In reply to the above on 16 October 2015 the Article 29 Data Protection Working Party issued a statement concerning the indicated judgment. Having regard to the fact that the Art. 29 Working Party is currently the most important forum of cooperation between data protection authorities of EU Member States and considering an undoubtedly international character of the discussed issue, Member States decided to express a joint statement on the consequences of the issued judgment for the principles of data transfer to the US. In connection with this, the Working Partycalled on the Member States and the European institutions to open discussions with US authorities in order to find political, legal and technical solutions enabling data transfers to the territory of the United States that respect fundamental rights. The works in this regards are currently being conducted. The Working Party stressed as well that despite of the fact that it is impossible to use Safe Harbour in case of personal data transfer to the US, all other prerequisites legitimising personal data transfer are still valid, so Standard Contractual Clauses and Binding Corporate Rules can still be used. In the Polish legal order, the catalogue of such prerequisites is foreseen in Art. 47-48  of the Act of 29 August 1997 on the Protection of Personal Data. In case where Member States do not develop another joint solution by that time, Member States’ DPAs, including the Inspector General for Personal Data Protection, will commence on their own initiative enforcement of legal provisions in this regard as of 1 February 2016.

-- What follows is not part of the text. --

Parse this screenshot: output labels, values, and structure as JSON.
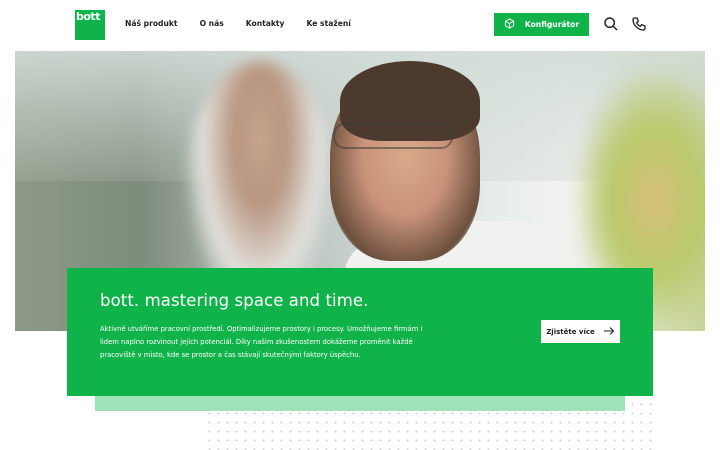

In GIODO’s view the timeframe indicated by the Art. 29 Working party in the mentioned statement does not mean that entrepreneurs are not obliged to immediately point at another legal ground legitimising transfer to third countries. The indicated timeframe shall be treated as a deadline until which Member States’ DPAs, as a rule, shall not initiate  activities aiming at enforcement of the mentioned judgment.  

However, the Inspector General for Personal Data Protection will react to any complaints received in this regard, even those submitted before 1 February 2016. For it needs to be emphasised that formally due to legal validity of CJEU’s judgments and to the fact that the Court did not decide to postpone the effects of the judgment in the Schrems case, at the time of its issuance data transfer to the US based on the European Commission’s decision becomes illegal.